Despite assurances from its chairman that the agency must adapt to allow the flexibility of Web-based ride services, the PUC is aggressively fining Lyft, Uber and their drivers — even as the firms attempt to acquire licenses to operate within the state’s regulations.
Court records show that as of June 5, Lyft had been fined $130,000, a rate of $1,000 per day retroactive to its Feb. 7 kickoff party in Pittsburgh plus another $1,000 for each of the 12 individual trips taken by a PUC enforcement officer in March and April. Uber, which started operating on March 13, was hit with similar citations, totaling $95,000. So far.
The PUC says those fines will continue to mount until the companies are approved for the experimental licenses that they seek. Lyft filed its request on April 8 and Uber on April 14, but they are languishing because of multiple objections filed against the firms.
Eight local lawmakers — Sens. Jay Costa, Matt Smith and Randy Vulakovich and Reps. Harry Readshaw, Robert Matzie, Ed Gainey, Tony DeLuca and Marc Gergely — all wrote professing concern for the safety of ride-share passengers and raising questions about their drivers’ insurance coverage. Formal protests were lodged by the Pennsylvania Association for Justice (formerly the Trial Lawyers Association), the Insurance Federation of Pennsylvania and four competing driver service companies, though not the region’s dominant Pittsburgh Transportation Group, which owns Yellow Cab.

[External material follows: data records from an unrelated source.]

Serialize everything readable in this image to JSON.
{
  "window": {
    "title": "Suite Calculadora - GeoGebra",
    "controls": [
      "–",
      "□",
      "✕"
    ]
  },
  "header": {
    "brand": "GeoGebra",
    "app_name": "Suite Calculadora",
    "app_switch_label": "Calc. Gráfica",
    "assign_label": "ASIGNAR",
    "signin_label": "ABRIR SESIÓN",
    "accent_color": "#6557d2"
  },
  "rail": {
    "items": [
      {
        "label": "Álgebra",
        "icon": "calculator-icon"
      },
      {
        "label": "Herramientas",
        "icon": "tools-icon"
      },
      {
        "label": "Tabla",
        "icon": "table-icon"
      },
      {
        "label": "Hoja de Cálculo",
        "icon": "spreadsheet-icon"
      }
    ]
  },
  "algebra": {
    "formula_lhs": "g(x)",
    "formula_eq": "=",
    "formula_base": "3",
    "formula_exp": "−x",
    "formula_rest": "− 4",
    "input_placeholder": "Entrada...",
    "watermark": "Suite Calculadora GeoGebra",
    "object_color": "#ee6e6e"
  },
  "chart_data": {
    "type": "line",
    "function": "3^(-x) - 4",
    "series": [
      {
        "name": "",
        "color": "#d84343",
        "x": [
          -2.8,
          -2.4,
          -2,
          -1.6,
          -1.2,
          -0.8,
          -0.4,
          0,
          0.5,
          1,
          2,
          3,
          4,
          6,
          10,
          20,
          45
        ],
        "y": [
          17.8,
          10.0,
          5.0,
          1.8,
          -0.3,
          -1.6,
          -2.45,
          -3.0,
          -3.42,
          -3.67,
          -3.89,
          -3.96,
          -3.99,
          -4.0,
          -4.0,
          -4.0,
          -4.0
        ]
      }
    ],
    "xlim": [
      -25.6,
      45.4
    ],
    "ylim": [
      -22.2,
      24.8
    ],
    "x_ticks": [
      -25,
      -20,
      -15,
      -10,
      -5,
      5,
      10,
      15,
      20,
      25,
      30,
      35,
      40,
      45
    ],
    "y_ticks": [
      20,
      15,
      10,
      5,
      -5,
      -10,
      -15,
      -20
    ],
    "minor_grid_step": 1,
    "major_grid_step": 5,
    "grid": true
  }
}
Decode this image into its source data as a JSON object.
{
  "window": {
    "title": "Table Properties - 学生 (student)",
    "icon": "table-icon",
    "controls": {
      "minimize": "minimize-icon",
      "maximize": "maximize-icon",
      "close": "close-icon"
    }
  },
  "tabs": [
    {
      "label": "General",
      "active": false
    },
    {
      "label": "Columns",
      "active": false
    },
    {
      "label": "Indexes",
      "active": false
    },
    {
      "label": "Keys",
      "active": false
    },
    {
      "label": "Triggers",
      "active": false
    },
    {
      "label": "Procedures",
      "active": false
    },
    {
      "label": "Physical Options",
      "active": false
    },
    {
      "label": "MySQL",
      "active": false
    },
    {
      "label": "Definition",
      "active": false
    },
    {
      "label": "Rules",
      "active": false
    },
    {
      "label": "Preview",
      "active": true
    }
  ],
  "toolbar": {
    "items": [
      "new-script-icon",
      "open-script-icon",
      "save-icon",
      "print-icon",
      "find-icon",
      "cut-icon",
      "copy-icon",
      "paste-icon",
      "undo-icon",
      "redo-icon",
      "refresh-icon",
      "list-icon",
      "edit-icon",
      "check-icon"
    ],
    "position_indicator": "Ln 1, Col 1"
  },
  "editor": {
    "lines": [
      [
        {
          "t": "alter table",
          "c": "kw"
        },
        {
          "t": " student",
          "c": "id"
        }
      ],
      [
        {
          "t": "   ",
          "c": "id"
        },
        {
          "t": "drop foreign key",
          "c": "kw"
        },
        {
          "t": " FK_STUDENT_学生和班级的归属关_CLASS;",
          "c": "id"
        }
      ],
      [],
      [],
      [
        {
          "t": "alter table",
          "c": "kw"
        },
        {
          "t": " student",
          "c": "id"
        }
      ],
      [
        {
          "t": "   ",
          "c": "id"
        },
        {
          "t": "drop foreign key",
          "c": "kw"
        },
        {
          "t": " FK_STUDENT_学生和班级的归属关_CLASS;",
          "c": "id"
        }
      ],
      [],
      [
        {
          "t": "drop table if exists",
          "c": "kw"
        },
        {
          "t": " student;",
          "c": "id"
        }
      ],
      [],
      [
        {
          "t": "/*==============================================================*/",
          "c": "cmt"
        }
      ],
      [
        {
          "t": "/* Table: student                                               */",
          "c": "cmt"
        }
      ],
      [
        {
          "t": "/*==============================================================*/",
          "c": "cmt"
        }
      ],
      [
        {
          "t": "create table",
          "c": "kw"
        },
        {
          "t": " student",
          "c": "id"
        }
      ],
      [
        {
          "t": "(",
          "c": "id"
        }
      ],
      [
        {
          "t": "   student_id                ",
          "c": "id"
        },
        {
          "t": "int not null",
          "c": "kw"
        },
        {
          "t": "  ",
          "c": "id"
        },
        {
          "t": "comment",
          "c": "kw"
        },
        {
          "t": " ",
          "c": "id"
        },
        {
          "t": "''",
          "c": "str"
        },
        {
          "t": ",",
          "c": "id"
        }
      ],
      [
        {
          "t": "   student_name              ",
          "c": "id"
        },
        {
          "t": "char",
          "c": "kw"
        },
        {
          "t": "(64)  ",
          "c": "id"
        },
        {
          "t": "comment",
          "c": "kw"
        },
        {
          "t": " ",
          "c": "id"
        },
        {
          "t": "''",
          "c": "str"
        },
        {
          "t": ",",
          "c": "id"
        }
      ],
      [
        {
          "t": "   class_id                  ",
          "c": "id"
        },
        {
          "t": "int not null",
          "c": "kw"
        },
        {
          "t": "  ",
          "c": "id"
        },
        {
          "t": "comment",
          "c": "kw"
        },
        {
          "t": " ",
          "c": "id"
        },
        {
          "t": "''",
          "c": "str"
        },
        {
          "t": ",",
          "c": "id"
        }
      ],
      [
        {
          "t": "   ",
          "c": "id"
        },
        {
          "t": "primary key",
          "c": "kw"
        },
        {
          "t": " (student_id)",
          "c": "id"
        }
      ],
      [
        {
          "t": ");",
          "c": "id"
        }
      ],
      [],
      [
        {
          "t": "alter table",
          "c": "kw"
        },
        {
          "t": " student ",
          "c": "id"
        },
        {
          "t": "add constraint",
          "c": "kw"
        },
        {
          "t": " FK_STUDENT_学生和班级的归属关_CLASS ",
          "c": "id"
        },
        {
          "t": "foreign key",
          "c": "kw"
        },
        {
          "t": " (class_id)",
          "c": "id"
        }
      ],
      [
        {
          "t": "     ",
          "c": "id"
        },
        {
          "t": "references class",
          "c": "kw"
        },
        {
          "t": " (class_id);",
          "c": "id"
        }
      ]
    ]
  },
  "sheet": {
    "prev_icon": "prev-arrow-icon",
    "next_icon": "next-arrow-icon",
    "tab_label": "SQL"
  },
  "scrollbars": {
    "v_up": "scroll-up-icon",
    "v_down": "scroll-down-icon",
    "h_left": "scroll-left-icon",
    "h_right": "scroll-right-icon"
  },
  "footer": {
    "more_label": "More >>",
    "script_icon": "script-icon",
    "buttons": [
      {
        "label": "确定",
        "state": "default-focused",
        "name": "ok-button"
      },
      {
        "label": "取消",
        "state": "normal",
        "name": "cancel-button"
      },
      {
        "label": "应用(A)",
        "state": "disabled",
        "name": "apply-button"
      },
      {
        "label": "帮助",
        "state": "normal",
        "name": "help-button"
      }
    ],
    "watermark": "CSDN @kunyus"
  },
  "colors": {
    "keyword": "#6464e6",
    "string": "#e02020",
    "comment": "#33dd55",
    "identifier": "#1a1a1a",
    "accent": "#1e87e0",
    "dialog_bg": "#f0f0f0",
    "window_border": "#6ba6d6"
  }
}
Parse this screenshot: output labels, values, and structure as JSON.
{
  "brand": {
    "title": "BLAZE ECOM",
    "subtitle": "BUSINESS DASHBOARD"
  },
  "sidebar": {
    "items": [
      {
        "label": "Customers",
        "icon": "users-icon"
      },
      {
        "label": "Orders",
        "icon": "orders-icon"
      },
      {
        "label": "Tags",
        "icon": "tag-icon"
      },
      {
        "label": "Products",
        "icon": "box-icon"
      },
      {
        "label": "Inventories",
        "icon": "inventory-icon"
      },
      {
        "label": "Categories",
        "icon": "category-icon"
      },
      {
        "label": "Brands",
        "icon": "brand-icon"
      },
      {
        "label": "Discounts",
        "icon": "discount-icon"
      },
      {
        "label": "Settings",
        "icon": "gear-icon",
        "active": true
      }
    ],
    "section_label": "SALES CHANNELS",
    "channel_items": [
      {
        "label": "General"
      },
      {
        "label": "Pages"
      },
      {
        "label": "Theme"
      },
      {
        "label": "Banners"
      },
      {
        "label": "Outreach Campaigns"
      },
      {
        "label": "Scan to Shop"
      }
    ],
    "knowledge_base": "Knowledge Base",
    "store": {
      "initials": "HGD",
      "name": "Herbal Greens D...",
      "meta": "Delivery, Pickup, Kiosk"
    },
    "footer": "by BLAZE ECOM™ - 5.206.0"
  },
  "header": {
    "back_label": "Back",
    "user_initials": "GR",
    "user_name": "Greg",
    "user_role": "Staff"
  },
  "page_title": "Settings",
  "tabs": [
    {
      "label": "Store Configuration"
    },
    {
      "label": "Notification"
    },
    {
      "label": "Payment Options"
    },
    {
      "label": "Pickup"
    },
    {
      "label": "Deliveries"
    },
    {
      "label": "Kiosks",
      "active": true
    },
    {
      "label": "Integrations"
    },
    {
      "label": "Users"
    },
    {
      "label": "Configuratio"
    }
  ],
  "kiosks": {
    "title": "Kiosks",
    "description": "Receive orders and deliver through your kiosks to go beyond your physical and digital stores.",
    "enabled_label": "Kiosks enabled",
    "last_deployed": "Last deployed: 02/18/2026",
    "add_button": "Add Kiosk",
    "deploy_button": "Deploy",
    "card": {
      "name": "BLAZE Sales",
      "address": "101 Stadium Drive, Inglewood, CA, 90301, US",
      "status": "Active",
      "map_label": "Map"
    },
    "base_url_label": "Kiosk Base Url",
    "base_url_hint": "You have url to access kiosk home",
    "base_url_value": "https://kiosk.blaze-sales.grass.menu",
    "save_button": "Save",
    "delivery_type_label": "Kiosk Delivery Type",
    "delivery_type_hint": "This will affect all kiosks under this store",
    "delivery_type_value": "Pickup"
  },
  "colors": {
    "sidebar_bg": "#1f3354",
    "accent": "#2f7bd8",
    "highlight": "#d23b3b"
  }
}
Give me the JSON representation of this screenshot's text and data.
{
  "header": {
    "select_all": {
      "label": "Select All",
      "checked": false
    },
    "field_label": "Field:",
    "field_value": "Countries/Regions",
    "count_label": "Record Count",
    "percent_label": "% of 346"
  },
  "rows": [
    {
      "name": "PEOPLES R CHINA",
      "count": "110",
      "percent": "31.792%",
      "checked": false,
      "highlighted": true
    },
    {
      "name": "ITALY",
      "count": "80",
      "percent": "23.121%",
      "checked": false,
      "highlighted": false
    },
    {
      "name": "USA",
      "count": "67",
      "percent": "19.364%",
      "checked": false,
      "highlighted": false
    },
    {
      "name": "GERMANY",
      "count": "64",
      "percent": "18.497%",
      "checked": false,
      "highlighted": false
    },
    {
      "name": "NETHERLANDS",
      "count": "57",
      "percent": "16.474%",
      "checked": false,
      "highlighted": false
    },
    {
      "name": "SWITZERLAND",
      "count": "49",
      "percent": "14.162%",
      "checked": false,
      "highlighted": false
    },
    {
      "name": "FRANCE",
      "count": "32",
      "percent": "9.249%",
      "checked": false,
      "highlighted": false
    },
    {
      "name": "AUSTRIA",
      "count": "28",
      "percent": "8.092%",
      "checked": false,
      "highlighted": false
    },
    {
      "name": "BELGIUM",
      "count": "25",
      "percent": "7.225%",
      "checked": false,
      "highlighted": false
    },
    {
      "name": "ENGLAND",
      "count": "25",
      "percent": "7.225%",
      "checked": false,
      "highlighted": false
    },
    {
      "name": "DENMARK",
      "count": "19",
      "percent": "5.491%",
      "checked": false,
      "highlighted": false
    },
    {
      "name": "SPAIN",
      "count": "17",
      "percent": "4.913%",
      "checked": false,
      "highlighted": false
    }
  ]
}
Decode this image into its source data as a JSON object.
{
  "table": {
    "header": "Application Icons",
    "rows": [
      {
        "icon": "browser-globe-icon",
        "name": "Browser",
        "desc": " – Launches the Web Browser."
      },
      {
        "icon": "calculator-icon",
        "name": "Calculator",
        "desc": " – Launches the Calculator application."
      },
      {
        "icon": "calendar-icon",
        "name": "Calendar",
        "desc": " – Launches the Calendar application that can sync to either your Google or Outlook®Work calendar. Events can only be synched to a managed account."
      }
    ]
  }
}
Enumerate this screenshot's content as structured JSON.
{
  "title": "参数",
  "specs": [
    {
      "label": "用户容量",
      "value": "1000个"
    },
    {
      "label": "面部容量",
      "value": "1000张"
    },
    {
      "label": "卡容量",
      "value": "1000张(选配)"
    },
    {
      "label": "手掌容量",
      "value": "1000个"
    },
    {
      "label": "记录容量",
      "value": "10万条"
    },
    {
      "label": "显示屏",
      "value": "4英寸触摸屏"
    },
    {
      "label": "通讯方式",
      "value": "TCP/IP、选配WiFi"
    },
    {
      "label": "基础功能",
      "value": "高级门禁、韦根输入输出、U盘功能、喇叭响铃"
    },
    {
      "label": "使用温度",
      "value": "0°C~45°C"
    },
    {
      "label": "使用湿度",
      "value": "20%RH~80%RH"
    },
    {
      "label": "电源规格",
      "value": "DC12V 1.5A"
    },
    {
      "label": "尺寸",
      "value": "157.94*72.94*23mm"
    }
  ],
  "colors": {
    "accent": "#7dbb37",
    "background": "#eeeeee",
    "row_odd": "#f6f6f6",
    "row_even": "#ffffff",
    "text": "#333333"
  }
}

None of the same questions were raised nor objections filed, though, after Yellow Cab filed for its own experimental license to operate Yellow X, its version of ride sharing. Hearing no objections to Yellow’s March 13 application, the PUC approved it on May 22.
Meanwhile, Lyft and Uber still are waiting for hearings to be scheduled on their applications. The significant fines keep piling up, along with individual citations against their drivers.
Pittsburghers have endured decades of Yellow Cab’s monopoly, which has meant taxis that are slow to arrive, never arrive or skirt entire city neighborhoods. The same consumers who have been crying for better service have welcomed the arrival of Lyft and Uber.
It’s time for the PUC to move forward on their applications and bring real competition and customer satisfaction to the local transportation market.